Adrianople has five suburbs, of which Kiretchhané and Yilderim are on the left bank of the Maritza, and Kirjik stands on a hill overlooking the city. The two last named are exclusively Greek, but a large proportion of the inhabitants of Kiretchhané are Bulgarian. These three suburbs—as well as the little hamlet of Demirtash, containing about 300 houses all occupied by Bulgars—are all built in the native fashion; but the fifth suburb, Karagatch, which is on the right bank of the Maritza, and occupies the region between the railway station and the city, is Western in its design, consisting of detached residences in gardens, many of them handsome villas, and all of modern European type. In all the communities schools have multiplied, but the new seminaries are of the old non-progressive type. The only exception is the Hamidieh school for boys—a government institution which takes both boarders and day-scholars. Like the Lyceum of Galata Serai in Constantinople, it has two sets of professors, Turkish and French, and a full course of education in each language, the pupils following both courses.
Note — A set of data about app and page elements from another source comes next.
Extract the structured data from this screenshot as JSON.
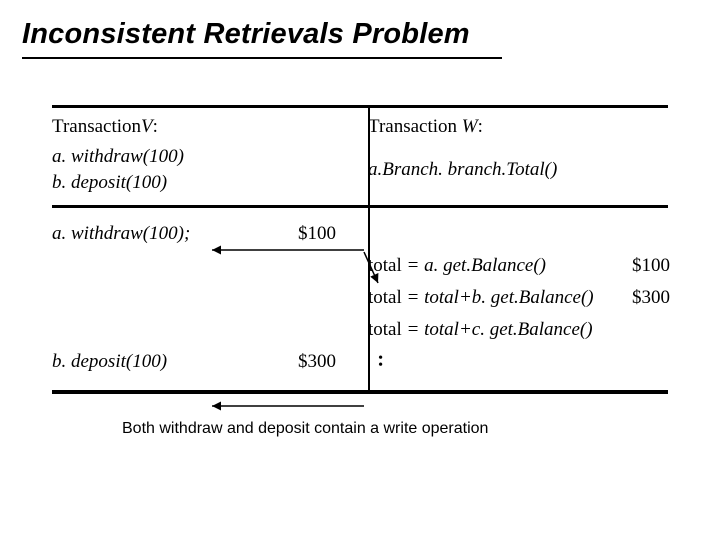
{
  "title": "Inconsistent Retrievals Problem",
  "header": {
    "txnV_label_pre": "Transaction",
    "txnV_label_var": "V",
    "txnV_label_post": ":",
    "txnW_label_pre": "Transaction ",
    "txnW_label_var": "W",
    "txnW_label_post": ":"
  },
  "subheader": {
    "v_line1": "a. withdraw(100)",
    "v_line2": "b. deposit(100)",
    "w_line1": "a.Branch. branch.Total()"
  },
  "rows": [
    {
      "opV": "a. withdraw(100);",
      "amtV": "$100",
      "opW": "",
      "amtW": ""
    },
    {
      "opV": "",
      "amtV": "",
      "opW_pre": "total",
      "opW_mid": " = a. get.Balance()",
      "opW": "",
      "amtW": "$100"
    },
    {
      "opV": "",
      "amtV": "",
      "opW_pre": "total",
      "opW_mid": " = total+b. get.Balance()",
      "opW": "",
      "amtW": "$300"
    },
    {
      "opV": "",
      "amtV": "",
      "opW_pre": "total",
      "opW_mid": " = total+c. get.Balance()",
      "opW": "",
      "amtW": ""
    },
    {
      "opV": "b. deposit(100)",
      "amtV": "$300",
      "opW": "",
      "amtW": ""
    }
  ],
  "footnote": "Both withdraw and deposit contain a write operation",
  "dots": "•\n•"
}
The several communities have each their own charitable institutions, the Jews being specially well endowed in this respect, The Greeks have a literary society, and there is a well-organized club to which members of all the native communities, as well as many foreigners, belong.

The economic condition of Adrianople was much impaired by the war of 1877–78, and was just showing signs of recovery when, in 1885, the severance from it of Eastern Rumelia by a Customs cordon rendered the situation worse than ever. Adrianople had previously been the commercial headquarters of all Thrace, and of a large portion of the region between the Balkans and the Danube, now Bulgaria. But the separation of Eastern Rumelia isolated Adrianople, and transferred to Philippopolis at least two-thirds of its foreign trade which, as regards sea-borne merchandise, is carried on through the port of Burgas (q.v.). The city manufactures silk, leather, tapestry, woollens, linen and cotton, and has an active general trade. Besides fruits and agricultural produce, its exports include raw silk, cotton, opium, rose-water, attar of roses, wax and the dye known as Turkey red. The surrounding country is extremely fertile, and its wines are the best produced in Turkey. The city is supplied with fresh water by means of an aqueduct carried by arches over an extensive valley. There is also a fine stone bridge over the Tunja.

Adrianople was originally known as Uskadama, Uskudama or Uskodama, but was renamed and enlarged by the Roman emperor Hadrian (117–138). In 378 the Romans were here defeated by the Goths. Adrianople was the residence of the Turkish sultans from 1361, when it was captured by Murad I., until 1453, when Constantinople fell. It was occupied by the Russians in 1829 and 1878 (see Russo-Turkish Wars).